Study findings may help whiplash victims prove the extent of their injuries
On the horizon, PET scans may hold a key to supporting whiplash claims.
Whiplash can be a serious, limiting injury that people should not automatically assume is only a minor inconvenience. We should relegate to history the unfortunate stereotype of the car accident victim who exaggerates their whiplash to inflate the value of their insurance claim. The truth is that in some cases whiplash can be debilitating and cause physical and mental harm sometimes lasting for months or even years.
Rear-end collisions often cause whiplash when the head “whips” backward and forward forcefully from the impact, which may damage the spine, joints, discs, nerves, muscle, ligaments or soft tissue. According to Mayo Clinic, this process can cause:
- Neck, shoulder, back or arm pain
- Restricted motion in neck
- Fatigue and sleep problems
- Depression or irritability
- Concentration or memory problems
- Blurry vision or ringing of the ears
Subjective injury symptoms
When someone receives injuries in an auto collision, the monetary value of the harm and loss must be determined. It is relatively easy to objectively prove physical harm when you can see it with your eyes, on an X-ray or with other kinds of scans, or you can measure it in a lab. But insurers and negligent drivers facing such claims may push back against subjective, unmeasurable, invisible symptoms like pain, fatigue, stiffness, tingling, numbness and weakness.

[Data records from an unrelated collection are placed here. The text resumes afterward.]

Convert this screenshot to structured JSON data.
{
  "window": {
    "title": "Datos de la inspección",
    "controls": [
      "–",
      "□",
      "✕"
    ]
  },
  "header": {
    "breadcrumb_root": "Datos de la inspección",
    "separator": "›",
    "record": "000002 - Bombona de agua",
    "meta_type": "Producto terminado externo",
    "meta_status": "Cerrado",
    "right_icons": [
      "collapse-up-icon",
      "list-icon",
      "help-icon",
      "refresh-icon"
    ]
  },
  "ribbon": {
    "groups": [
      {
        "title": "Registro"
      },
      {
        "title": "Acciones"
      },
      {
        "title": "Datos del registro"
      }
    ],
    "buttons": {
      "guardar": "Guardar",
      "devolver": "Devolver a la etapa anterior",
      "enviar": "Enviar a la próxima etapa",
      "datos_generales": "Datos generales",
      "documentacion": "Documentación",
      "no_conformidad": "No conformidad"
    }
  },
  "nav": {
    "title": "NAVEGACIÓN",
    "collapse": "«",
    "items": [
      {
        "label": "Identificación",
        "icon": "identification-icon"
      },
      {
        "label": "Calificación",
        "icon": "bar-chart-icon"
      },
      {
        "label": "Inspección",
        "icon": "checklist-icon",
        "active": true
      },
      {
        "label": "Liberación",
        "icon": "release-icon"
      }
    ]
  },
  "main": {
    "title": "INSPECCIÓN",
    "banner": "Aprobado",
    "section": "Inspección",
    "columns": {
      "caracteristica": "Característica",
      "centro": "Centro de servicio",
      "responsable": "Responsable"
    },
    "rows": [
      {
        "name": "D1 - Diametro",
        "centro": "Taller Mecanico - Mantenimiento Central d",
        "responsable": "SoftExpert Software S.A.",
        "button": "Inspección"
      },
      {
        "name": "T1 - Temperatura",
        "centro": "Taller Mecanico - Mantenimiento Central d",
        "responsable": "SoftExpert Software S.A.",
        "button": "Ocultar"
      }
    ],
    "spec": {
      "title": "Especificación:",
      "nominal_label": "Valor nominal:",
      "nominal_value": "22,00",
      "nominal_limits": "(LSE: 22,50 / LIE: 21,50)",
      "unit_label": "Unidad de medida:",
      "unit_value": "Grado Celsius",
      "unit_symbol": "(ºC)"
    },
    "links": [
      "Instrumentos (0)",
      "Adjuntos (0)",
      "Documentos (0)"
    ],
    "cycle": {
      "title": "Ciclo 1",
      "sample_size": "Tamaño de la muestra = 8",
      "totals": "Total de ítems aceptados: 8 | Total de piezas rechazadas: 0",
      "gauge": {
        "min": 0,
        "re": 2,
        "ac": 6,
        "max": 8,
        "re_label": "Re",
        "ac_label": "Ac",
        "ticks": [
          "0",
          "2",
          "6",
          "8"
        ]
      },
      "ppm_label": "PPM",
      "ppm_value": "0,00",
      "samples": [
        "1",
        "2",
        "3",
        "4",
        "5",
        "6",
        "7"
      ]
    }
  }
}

When it comes to whiplash and some people’s tendency to respond with skepticism about the extent of someone’s pain and disability, a newly published medical study suggests that objectively supporting a broader range of whiplash symptoms may become possible using positron emission tomography (PET) scans.

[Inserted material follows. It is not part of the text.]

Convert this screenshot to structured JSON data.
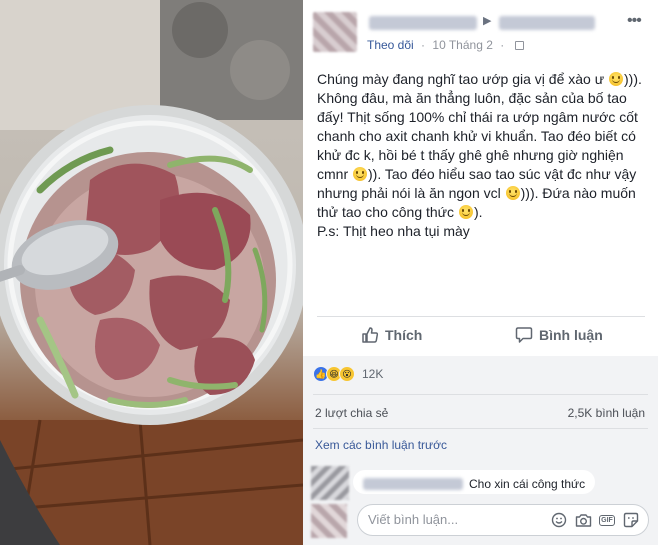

Harvard Medical School study
Mayo Clinic says that currently, doctors use X-rays, computed tomography (CT) scans and MRIs to analyze whiplash patients. Recently, Harvard Medical School headed up an international study with Swedish researchers on the use of PET scans to support patient claims of whiplash-associated disorder (WAD) and to enhance treatment. The research looked at whiplash patients using PET/CT technology after injecting D-deprenyl.

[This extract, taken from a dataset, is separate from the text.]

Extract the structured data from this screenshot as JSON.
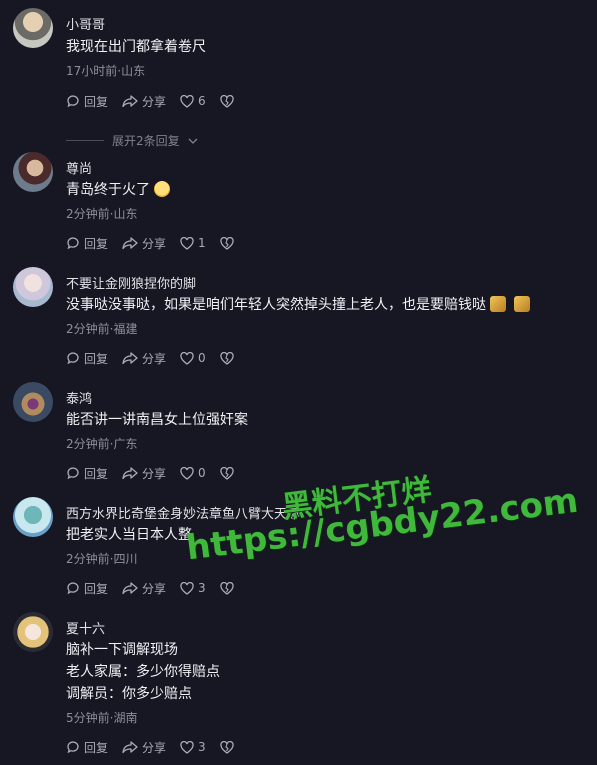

The exciting news is that the scans showed visual evidence of molecular inflammation and tissue injury that has not been observable in CT scans previously. A PET scan “captures molecular and cellular biological processes and not mere anatomy or structure” and has detected inflammation in other conditions.
Such a development could provide important medical evidence in whiplash cases. “These findings help identify affected peripheral structures in whiplash injury and strengthen the idea that PET/CT detectable organic lesions in peripheral tissue are relevant for the development of persistent pain and disability in whiplash injury.” Specifically, the scans showed inflammation and tissue injury – and having this objective evidence would support a victim who reports related subjective symptoms.
In fact, the researchers found an association between injured tissue, bone and joints showing up on the scans and the patients’ descriptions of their pain, although this association could be complicated by other factors that could impact pain (like signals from the nervous system or psychological, genetic, social or economic factors).
Hopefully, the scientific community will further develop PET imaging for use with whiplash, which would help accident victims to prove the extent of their injuries and symptoms.
People who get whiplash and other injuries in motor vehicle accidents have the right to receive compensation when the negligent, reckless or aggressive driving of others caused the collisions. People with whiplash may need ongoing medications, pain treatment, physical therapy, mental health treatment and other medical care.
The personal injury lawyers at Cranwell & Moore P.L.C., Attorneys at Law, in Vinton represent motor vehicle accident victims throughout the Roanoke, Virginia, area in the fight for fair, full compensation for serious injuries.